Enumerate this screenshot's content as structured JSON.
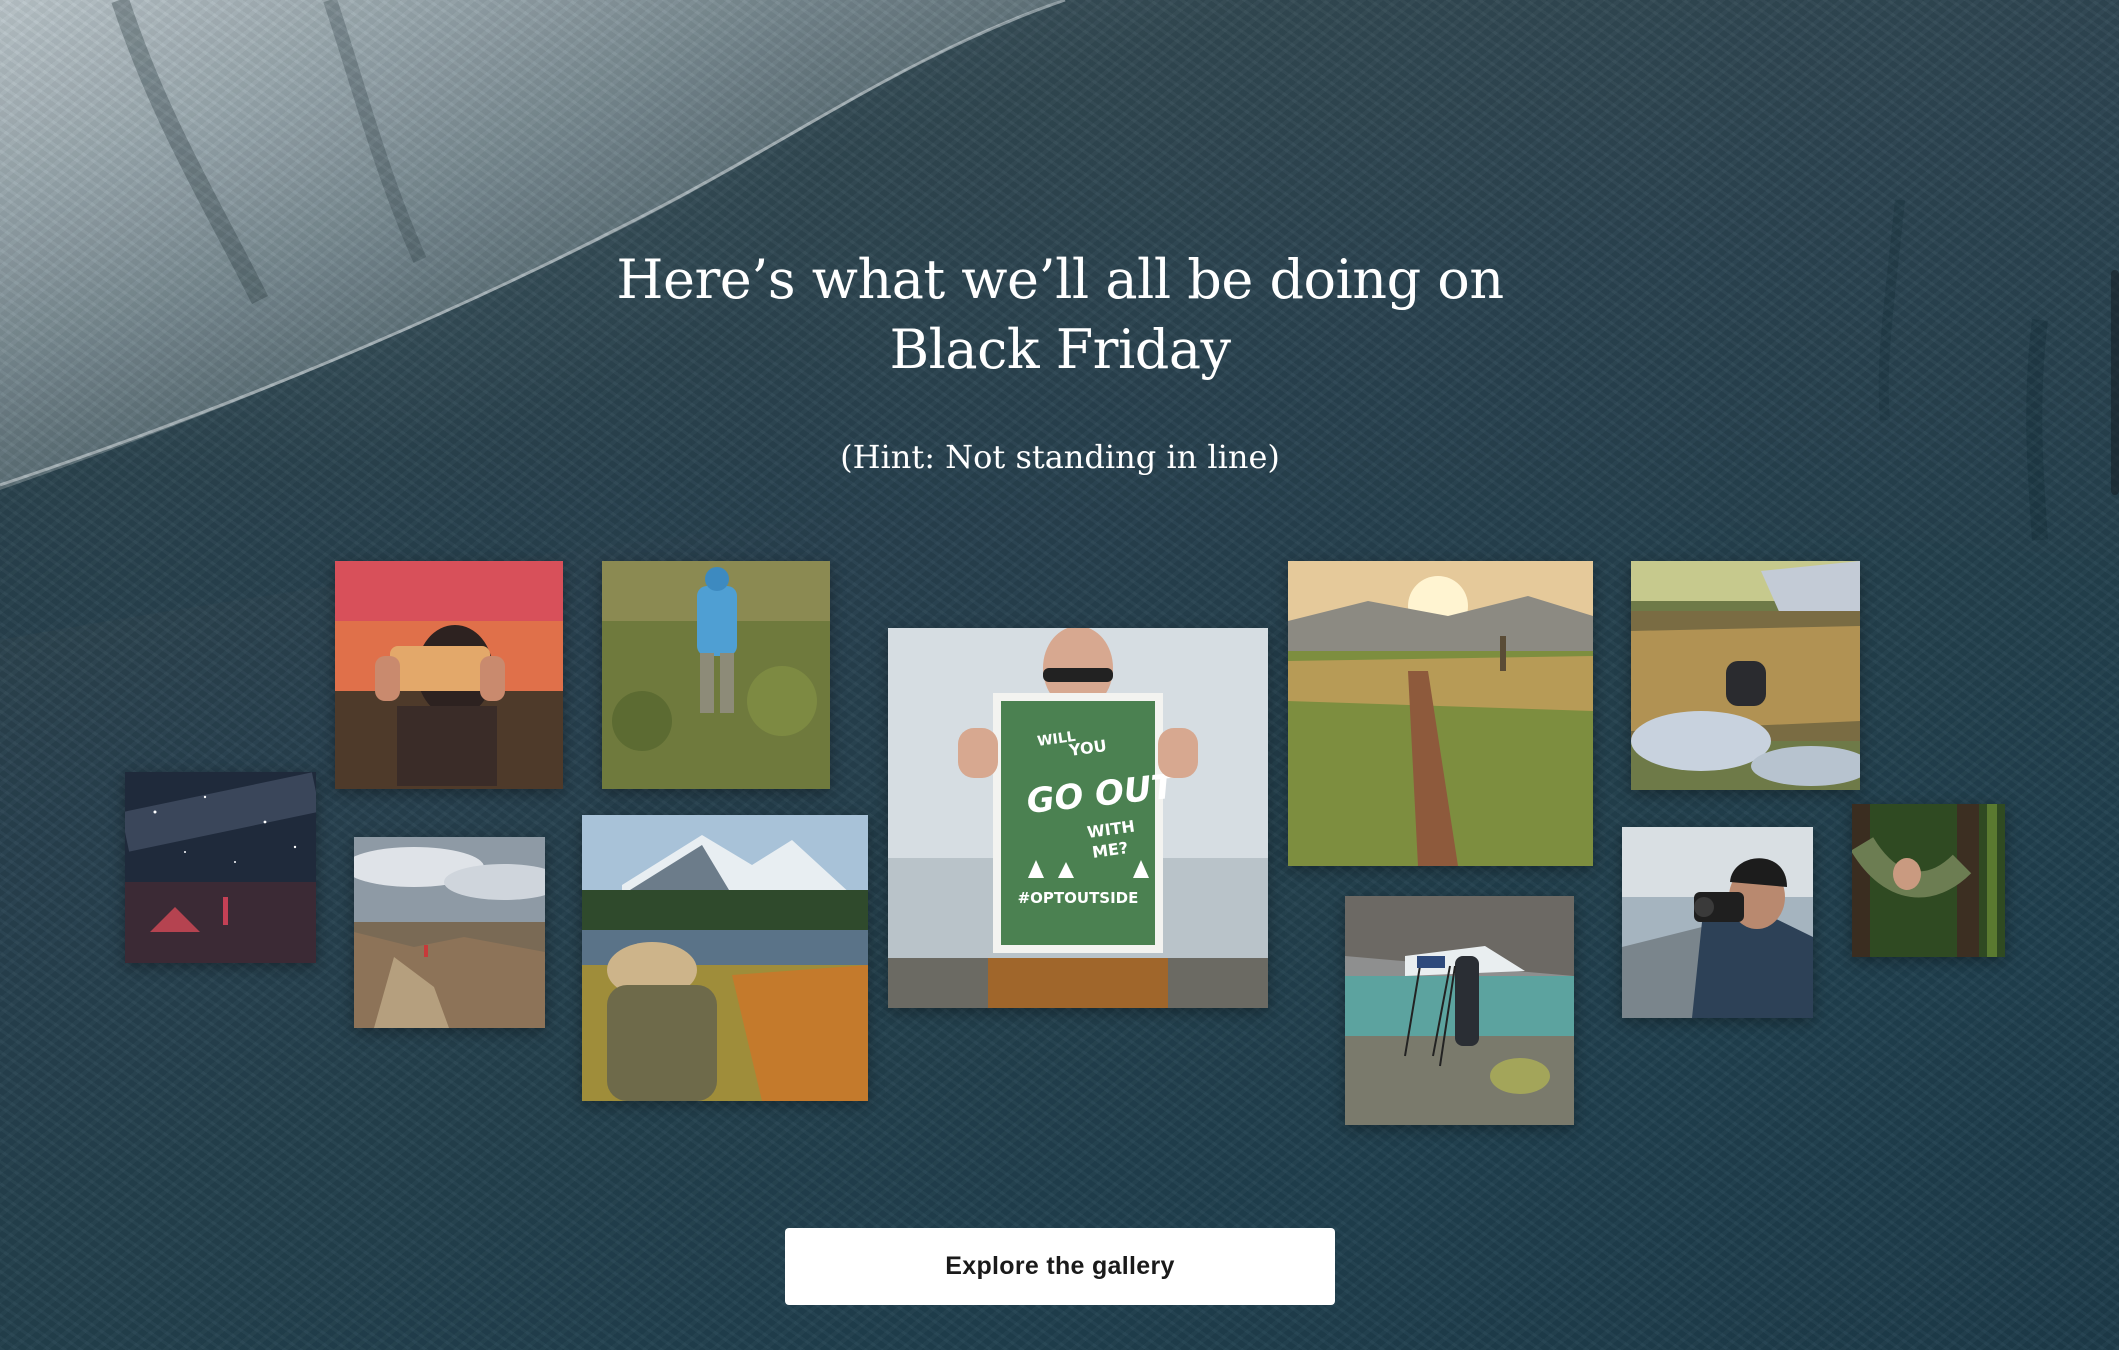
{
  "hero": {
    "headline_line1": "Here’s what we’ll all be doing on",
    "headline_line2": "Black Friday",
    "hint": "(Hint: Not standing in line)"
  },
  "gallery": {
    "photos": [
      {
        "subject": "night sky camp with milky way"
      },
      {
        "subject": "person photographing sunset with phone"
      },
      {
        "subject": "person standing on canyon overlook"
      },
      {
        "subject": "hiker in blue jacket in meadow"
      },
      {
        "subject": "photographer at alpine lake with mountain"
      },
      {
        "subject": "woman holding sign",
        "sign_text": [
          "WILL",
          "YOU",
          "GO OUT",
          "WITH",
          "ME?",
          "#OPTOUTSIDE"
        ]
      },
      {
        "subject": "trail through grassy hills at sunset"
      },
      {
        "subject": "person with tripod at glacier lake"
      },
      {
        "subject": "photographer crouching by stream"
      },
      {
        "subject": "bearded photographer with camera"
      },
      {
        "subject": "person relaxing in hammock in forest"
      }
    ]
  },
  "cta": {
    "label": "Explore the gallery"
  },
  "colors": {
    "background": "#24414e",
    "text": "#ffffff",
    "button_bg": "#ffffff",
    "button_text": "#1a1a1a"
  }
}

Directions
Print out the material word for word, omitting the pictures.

Your solution
Enumerate this screenshot's content as structured JSON.
{
  "hero": {
    "headline_line1": "Here’s what we’ll all be doing on",
    "headline_line2": "Black Friday",
    "hint": "(Hint: Not standing in line)"
  },
  "gallery": {
    "photos": [
      {
        "subject": "night sky camp with milky way"
      },
      {
        "subject": "person photographing sunset with phone"
      },
      {
        "subject": "person standing on canyon overlook"
      },
      {
        "subject": "hiker in blue jacket in meadow"
      },
      {
        "subject": "photographer at alpine lake with mountain"
      },
      {
        "subject": "woman holding sign",
        "sign_text": [
          "WILL",
          "YOU",
          "GO OUT",
          "WITH",
          "ME?",
          "#OPTOUTSIDE"
        ]
      },
      {
        "subject": "trail through grassy hills at sunset"
      },
      {
        "subject": "person with tripod at glacier lake"
      },
      {
        "subject": "photographer crouching by stream"
      },
      {
        "subject": "bearded photographer with camera"
      },
      {
        "subject": "person relaxing in hammock in forest"
      }
    ]
  },
  "cta": {
    "label": "Explore the gallery"
  },
  "colors": {
    "background": "#24414e",
    "text": "#ffffff",
    "button_bg": "#ffffff",
    "button_text": "#1a1a1a"
  }
}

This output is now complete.